## REQUIRED ACTION
Which lines in the data below contain the string "Plane"? Show each one.

[Website and app data records]
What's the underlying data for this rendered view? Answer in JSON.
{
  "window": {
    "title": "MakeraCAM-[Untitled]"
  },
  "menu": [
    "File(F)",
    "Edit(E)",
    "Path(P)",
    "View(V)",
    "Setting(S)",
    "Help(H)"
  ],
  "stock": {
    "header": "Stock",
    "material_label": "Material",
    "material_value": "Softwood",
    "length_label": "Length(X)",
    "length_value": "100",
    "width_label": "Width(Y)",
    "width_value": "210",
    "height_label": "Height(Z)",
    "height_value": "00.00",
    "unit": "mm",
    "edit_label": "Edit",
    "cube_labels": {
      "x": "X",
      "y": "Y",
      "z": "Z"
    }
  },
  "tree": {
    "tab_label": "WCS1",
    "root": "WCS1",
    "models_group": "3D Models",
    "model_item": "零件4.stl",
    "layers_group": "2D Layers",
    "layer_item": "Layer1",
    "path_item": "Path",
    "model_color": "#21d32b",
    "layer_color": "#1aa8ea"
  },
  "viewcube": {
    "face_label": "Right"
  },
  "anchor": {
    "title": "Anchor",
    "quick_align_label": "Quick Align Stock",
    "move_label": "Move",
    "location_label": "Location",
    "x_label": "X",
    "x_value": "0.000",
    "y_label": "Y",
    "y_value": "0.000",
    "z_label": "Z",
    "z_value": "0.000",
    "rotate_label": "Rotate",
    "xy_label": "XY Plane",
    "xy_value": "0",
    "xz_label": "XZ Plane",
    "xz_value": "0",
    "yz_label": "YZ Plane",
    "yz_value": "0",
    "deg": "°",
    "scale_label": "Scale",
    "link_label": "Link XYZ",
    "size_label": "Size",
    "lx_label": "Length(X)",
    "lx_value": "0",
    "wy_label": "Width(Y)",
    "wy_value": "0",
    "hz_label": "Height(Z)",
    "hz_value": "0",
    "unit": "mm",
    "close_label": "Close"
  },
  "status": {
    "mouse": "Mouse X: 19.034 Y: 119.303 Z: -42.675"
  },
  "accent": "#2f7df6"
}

## RESPONSE TO THE TASK
    "xy_label": "XY Plane",
    "xz_label": "XZ Plane",
    "yz_label": "YZ Plane",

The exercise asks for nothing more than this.